- _Action item_
Return every line of the data exactly as it appears.

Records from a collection
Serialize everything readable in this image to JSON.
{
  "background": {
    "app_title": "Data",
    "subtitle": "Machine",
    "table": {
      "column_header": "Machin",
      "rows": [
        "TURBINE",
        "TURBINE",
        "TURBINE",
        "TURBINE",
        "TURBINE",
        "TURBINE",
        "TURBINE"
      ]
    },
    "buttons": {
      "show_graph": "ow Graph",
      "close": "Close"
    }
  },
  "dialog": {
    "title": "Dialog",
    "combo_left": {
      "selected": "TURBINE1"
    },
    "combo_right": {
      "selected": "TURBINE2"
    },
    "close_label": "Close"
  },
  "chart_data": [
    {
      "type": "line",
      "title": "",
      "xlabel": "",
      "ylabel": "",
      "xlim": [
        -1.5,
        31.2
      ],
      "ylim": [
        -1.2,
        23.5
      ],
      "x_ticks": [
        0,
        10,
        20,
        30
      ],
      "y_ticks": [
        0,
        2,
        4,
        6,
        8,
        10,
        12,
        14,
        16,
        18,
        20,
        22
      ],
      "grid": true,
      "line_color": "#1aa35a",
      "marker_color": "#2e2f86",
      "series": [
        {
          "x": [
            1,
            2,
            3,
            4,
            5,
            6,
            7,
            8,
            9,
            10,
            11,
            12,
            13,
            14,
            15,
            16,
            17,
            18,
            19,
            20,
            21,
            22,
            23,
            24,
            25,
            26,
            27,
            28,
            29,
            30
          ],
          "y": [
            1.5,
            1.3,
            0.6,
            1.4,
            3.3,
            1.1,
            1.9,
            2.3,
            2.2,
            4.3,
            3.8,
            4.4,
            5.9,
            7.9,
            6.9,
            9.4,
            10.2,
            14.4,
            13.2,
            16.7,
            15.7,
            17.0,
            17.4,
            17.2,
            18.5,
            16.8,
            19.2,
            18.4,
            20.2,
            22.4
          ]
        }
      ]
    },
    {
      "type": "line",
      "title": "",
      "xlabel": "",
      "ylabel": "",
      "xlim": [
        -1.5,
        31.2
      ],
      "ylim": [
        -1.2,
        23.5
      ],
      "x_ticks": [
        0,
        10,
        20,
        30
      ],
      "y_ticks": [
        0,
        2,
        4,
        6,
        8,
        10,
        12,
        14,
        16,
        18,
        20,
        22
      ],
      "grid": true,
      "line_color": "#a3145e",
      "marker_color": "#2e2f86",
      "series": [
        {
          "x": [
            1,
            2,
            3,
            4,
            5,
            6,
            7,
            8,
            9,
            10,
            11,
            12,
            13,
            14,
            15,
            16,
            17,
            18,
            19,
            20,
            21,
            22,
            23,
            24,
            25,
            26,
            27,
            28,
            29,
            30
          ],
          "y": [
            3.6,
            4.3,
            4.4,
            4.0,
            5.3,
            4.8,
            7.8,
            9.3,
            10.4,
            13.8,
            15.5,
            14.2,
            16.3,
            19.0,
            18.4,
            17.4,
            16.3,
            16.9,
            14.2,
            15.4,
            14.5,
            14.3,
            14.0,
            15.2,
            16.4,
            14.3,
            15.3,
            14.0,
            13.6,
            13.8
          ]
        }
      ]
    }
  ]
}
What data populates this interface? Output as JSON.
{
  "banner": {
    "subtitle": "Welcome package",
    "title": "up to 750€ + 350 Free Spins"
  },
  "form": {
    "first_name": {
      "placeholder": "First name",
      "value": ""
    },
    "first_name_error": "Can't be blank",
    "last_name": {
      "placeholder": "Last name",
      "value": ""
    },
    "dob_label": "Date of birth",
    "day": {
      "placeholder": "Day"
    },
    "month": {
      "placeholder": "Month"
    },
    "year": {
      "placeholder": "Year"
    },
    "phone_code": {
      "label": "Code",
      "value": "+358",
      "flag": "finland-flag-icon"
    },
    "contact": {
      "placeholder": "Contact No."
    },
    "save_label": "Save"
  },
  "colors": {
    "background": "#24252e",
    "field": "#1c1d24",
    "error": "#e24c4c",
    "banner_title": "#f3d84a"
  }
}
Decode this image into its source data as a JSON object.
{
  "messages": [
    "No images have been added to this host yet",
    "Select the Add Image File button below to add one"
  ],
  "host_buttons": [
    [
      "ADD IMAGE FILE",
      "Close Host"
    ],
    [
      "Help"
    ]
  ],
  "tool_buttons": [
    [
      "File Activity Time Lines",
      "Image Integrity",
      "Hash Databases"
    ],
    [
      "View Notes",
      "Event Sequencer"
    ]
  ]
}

- _Exercise output_
Serialize everything readable in this image to JSON.
{
  "background": {
    "app_title": "Data",
    "subtitle": "Machine",
    "table": {
      "column_header": "Machin",
      "rows": [
        "TURBINE",
        "TURBINE",
        "TURBINE",
        "TURBINE",
        "TURBINE",
        "TURBINE",
        "TURBINE"
      ]
    },
    "buttons": {
      "show_graph": "ow Graph",
      "close": "Close"
    }
  },
  "dialog": {
    "title": "Dialog",
    "combo_left": {
      "selected": "TURBINE1"
    },
    "combo_right": {
      "selected": "TURBINE2"
    },
    "close_label": "Close"
  },
  "chart_data": [
    {
      "type": "line",
      "title": "",
      "xlabel": "",
      "ylabel": "",
      "xlim": [
        -1.5,
        31.2
      ],
      "ylim": [
        -1.2,
        23.5
      ],
      "x_ticks": [
        0,
        10,
        20,
        30
      ],
      "y_ticks": [
        0,
        2,
        4,
        6,
        8,
        10,
        12,
        14,
        16,
        18,
        20,
        22
      ],
      "grid": true,
      "line_color": "#1aa35a",
      "marker_color": "#2e2f86",
      "series": [
        {
          "x": [
            1,
            2,
            3,
            4,
            5,
            6,
            7,
            8,
            9,
            10,
            11,
            12,
            13,
            14,
            15,
            16,
            17,
            18,
            19,
            20,
            21,
            22,
            23,
            24,
            25,
            26,
            27,
            28,
            29,
            30
          ],
          "y": [
            1.5,
            1.3,
            0.6,
            1.4,
            3.3,
            1.1,
            1.9,
            2.3,
            2.2,
            4.3,
            3.8,
            4.4,
            5.9,
            7.9,
            6.9,
            9.4,
            10.2,
            14.4,
            13.2,
            16.7,
            15.7,
            17.0,
            17.4,
            17.2,
            18.5,
            16.8,
            19.2,
            18.4,
            20.2,
            22.4
          ]
        }
      ]
    },
    {
      "type": "line",
      "title": "",
      "xlabel": "",
      "ylabel": "",
      "xlim": [
        -1.5,
        31.2
      ],
      "ylim": [
        -1.2,
        23.5
      ],
      "x_ticks": [
        0,
        10,
        20,
        30
      ],
      "y_ticks": [
        0,
        2,
        4,
        6,
        8,
        10,
        12,
        14,
        16,
        18,
        20,
        22
      ],
      "grid": true,
      "line_color": "#a3145e",
      "marker_color": "#2e2f86",
      "series": [
        {
          "x": [
            1,
            2,
            3,
            4,
            5,
            6,
            7,
            8,
            9,
            10,
            11,
            12,
            13,
            14,
            15,
            16,
            17,
            18,
            19,
            20,
            21,
            22,
            23,
            24,
            25,
            26,
            27,
            28,
            29,
            30
          ],
          "y": [
            3.6,
            4.3,
            4.4,
            4.0,
            5.3,
            4.8,
            7.8,
            9.3,
            10.4,
            13.8,
            15.5,
            14.2,
            16.3,
            19.0,
            18.4,
            17.4,
            16.3,
            16.9,
            14.2,
            15.4,
            14.5,
            14.3,
            14.0,
            15.2,
            16.4,
            14.3,
            15.3,
            14.0,
            13.6,
            13.8
          ]
        }
      ]
    }
  ]
}
What data populates this interface? Output as JSON.
{
  "banner": {
    "subtitle": "Welcome package",
    "title": "up to 750€ + 350 Free Spins"
  },
  "form": {
    "first_name": {
      "placeholder": "First name",
      "value": ""
    },
    "first_name_error": "Can't be blank",
    "last_name": {
      "placeholder": "Last name",
      "value": ""
    },
    "dob_label": "Date of birth",
    "day": {
      "placeholder": "Day"
    },
    "month": {
      "placeholder": "Month"
    },
    "year": {
      "placeholder": "Year"
    },
    "phone_code": {
      "label": "Code",
      "value": "+358",
      "flag": "finland-flag-icon"
    },
    "contact": {
      "placeholder": "Contact No."
    },
    "save_label": "Save"
  },
  "colors": {
    "background": "#24252e",
    "field": "#1c1d24",
    "error": "#e24c4c",
    "banner_title": "#f3d84a"
  }
}
Decode this image into its source data as a JSON object.
{
  "messages": [
    "No images have been added to this host yet",
    "Select the Add Image File button below to add one"
  ],
  "host_buttons": [
    [
      "ADD IMAGE FILE",
      "Close Host"
    ],
    [
      "Help"
    ]
  ],
  "tool_buttons": [
    [
      "File Activity Time Lines",
      "Image Integrity",
      "Hash Databases"
    ],
    [
      "View Notes",
      "Event Sequencer"
    ]
  ]
}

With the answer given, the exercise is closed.